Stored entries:
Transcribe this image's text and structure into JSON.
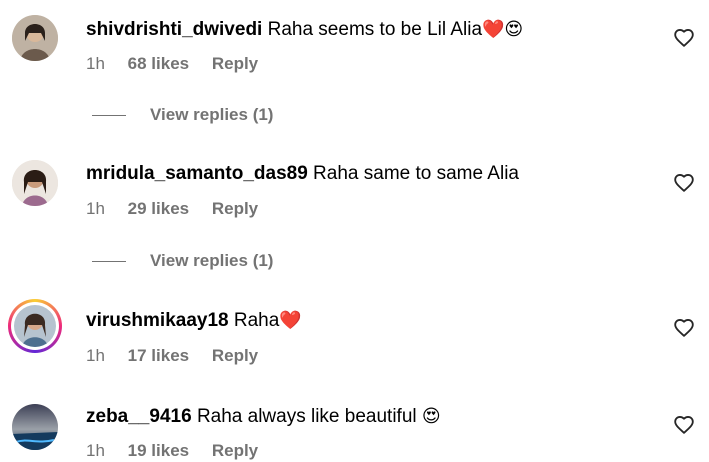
{
  "comments": [
    {
      "username": "shivdrishti_dwivedi",
      "text": "Raha seems to be Lil Alia",
      "emoji": "❤️😍",
      "time": "1h",
      "likes": "68 likes",
      "reply": "Reply",
      "view_replies": "View replies (1)"
    },
    {
      "username": "mridula_samanto_das89",
      "text": "Raha same to same Alia",
      "emoji": "",
      "time": "1h",
      "likes": "29 likes",
      "reply": "Reply",
      "view_replies": "View replies (1)"
    },
    {
      "username": "virushmikaay18",
      "text": "Raha",
      "emoji": "❤️",
      "time": "1h",
      "likes": "17 likes",
      "reply": "Reply"
    },
    {
      "username": "zeba__9416",
      "text": "Raha always like beautiful",
      "emoji": "😍",
      "time": "1h",
      "likes": "19 likes",
      "reply": "Reply"
    }
  ],
  "colors": {
    "meta_gray": "#737373",
    "story_ring": [
      "#f9ce34",
      "#ee2a7b",
      "#6228d7"
    ]
  },
  "icons": {
    "like": "heart-outline-icon"
  }
}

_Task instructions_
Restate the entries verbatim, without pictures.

_Finished task_
Transcribe this image's text and structure into JSON.
{
  "comments": [
    {
      "username": "shivdrishti_dwivedi",
      "text": "Raha seems to be Lil Alia",
      "emoji": "❤️😍",
      "time": "1h",
      "likes": "68 likes",
      "reply": "Reply",
      "view_replies": "View replies (1)"
    },
    {
      "username": "mridula_samanto_das89",
      "text": "Raha same to same Alia",
      "emoji": "",
      "time": "1h",
      "likes": "29 likes",
      "reply": "Reply",
      "view_replies": "View replies (1)"
    },
    {
      "username": "virushmikaay18",
      "text": "Raha",
      "emoji": "❤️",
      "time": "1h",
      "likes": "17 likes",
      "reply": "Reply"
    },
    {
      "username": "zeba__9416",
      "text": "Raha always like beautiful",
      "emoji": "😍",
      "time": "1h",
      "likes": "19 likes",
      "reply": "Reply"
    }
  ],
  "colors": {
    "meta_gray": "#737373",
    "story_ring": [
      "#f9ce34",
      "#ee2a7b",
      "#6228d7"
    ]
  },
  "icons": {
    "like": "heart-outline-icon"
  }
}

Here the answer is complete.